Paris: France announced on Thursday it was reducing its troop numbers in the Central African Republic as it gradually hands over to a 8,500-strong UN peacekeeping force brought in to contain a deadly sectarian conflict.
"We are going to begin a first cutback phase in the following days, going from 2,000 to 1,700 men," army spokesman Gilles Jaron said.
France`s Operation Sangaris will be reorganised around two zones -- one between the capital Bangui and the central town of Bambari and the other around Kaga Bandoro and Ndele further north -- with the UN mission MINUSCA taking over almost all the responsibility in the east, Jaron said.
France will continue to provide support to the UN as it tackles ex-Seleka extremists, he said.
Seleka, a mainly Muslim rebel alliance, seized power in 2013, after a coup ousted president Francois Bozize and triggered a wave of deadly sectarian violence between the country`s Christian and Muslim populations.

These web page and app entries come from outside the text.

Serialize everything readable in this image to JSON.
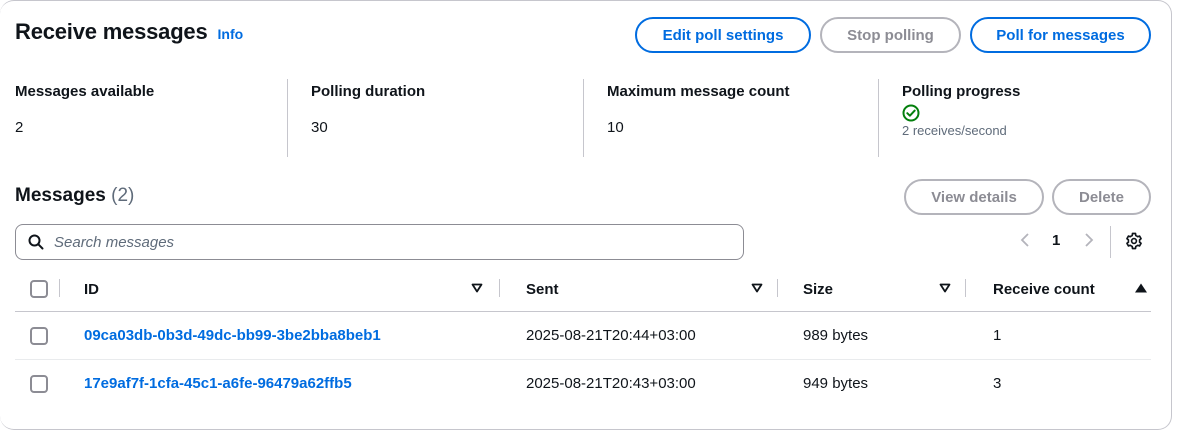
{
  "header": {
    "title": "Receive messages",
    "info_label": "Info",
    "buttons": {
      "edit_poll": "Edit poll settings",
      "stop_polling": "Stop polling",
      "poll_messages": "Poll for messages"
    }
  },
  "stats": [
    {
      "label": "Messages available",
      "value": "2"
    },
    {
      "label": "Polling duration",
      "value": "30"
    },
    {
      "label": "Maximum message count",
      "value": "10"
    },
    {
      "label": "Polling progress",
      "value": "2 receives/second",
      "icon": "check-circle-icon",
      "status_color": "#037f0c"
    }
  ],
  "messages": {
    "title": "Messages",
    "count": "(2)",
    "view_details": "View details",
    "delete": "Delete",
    "search_placeholder": "Search messages",
    "page": "1",
    "columns": [
      "ID",
      "Sent",
      "Size",
      "Receive count"
    ],
    "rows": [
      {
        "id": "09ca03db-0b3d-49dc-bb99-3be2bba8beb1",
        "sent": "2025-08-21T20:44+03:00",
        "size": "989 bytes",
        "receive_count": "1"
      },
      {
        "id": "17e9af7f-1cfa-45c1-a6fe-96479a62ffb5",
        "sent": "2025-08-21T20:43+03:00",
        "size": "949 bytes",
        "receive_count": "3"
      }
    ]
  },
  "colors": {
    "link": "#006ce0",
    "success": "#037f0c",
    "disabled": "#8c8c94"
  }
}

France intervened militarily in its former colony in December 2013 after receiving the green light from the United Nations to try and break the spiral of violence.
Sangaris was joined by the MINUSCA and a European Union force of 700 troops.
Together they restored stability in Bangui and some other zones, without bringing peace to the whole country.
Jaron said there had been "widespread appeasement" in CAR.
Since violent clashes in February between UN forces and the ex-Seleka rebels in the eastern mining town of Bria, "we have seen a disengagement and the more radical elements are losing ground", he added.